[Task inputs]

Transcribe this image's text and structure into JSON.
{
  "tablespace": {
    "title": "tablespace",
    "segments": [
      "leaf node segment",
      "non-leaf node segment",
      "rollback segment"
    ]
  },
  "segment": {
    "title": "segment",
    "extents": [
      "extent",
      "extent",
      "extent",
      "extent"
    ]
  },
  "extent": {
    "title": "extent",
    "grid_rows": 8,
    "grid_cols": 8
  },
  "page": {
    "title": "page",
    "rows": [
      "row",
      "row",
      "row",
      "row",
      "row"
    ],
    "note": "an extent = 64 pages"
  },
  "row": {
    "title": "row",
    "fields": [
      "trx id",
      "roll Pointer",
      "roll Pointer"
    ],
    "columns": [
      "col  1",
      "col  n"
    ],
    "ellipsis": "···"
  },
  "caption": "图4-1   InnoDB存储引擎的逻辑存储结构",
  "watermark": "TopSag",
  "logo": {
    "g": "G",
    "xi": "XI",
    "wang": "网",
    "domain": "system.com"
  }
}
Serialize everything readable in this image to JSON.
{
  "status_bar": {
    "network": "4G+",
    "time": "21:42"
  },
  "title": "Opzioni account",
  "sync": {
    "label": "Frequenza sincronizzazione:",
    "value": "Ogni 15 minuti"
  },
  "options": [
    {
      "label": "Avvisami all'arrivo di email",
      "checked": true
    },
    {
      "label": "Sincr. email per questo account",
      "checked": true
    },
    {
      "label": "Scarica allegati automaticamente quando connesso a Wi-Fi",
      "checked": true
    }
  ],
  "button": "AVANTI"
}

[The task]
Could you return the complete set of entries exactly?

[Your solution]
Transcribe this image's text and structure into JSON.
{
  "tablespace": {
    "title": "tablespace",
    "segments": [
      "leaf node segment",
      "non-leaf node segment",
      "rollback segment"
    ]
  },
  "segment": {
    "title": "segment",
    "extents": [
      "extent",
      "extent",
      "extent",
      "extent"
    ]
  },
  "extent": {
    "title": "extent",
    "grid_rows": 8,
    "grid_cols": 8
  },
  "page": {
    "title": "page",
    "rows": [
      "row",
      "row",
      "row",
      "row",
      "row"
    ],
    "note": "an extent = 64 pages"
  },
  "row": {
    "title": "row",
    "fields": [
      "trx id",
      "roll Pointer",
      "roll Pointer"
    ],
    "columns": [
      "col  1",
      "col  n"
    ],
    "ellipsis": "···"
  },
  "caption": "图4-1   InnoDB存储引擎的逻辑存储结构",
  "watermark": "TopSag",
  "logo": {
    "g": "G",
    "xi": "XI",
    "wang": "网",
    "domain": "system.com"
  }
}
Serialize everything readable in this image to JSON.
{
  "status_bar": {
    "network": "4G+",
    "time": "21:42"
  },
  "title": "Opzioni account",
  "sync": {
    "label": "Frequenza sincronizzazione:",
    "value": "Ogni 15 minuti"
  },
  "options": [
    {
      "label": "Avvisami all'arrivo di email",
      "checked": true
    },
    {
      "label": "Sincr. email per questo account",
      "checked": true
    },
    {
      "label": "Scarica allegati automaticamente quando connesso a Wi-Fi",
      "checked": true
    }
  ],
  "button": "AVANTI"
}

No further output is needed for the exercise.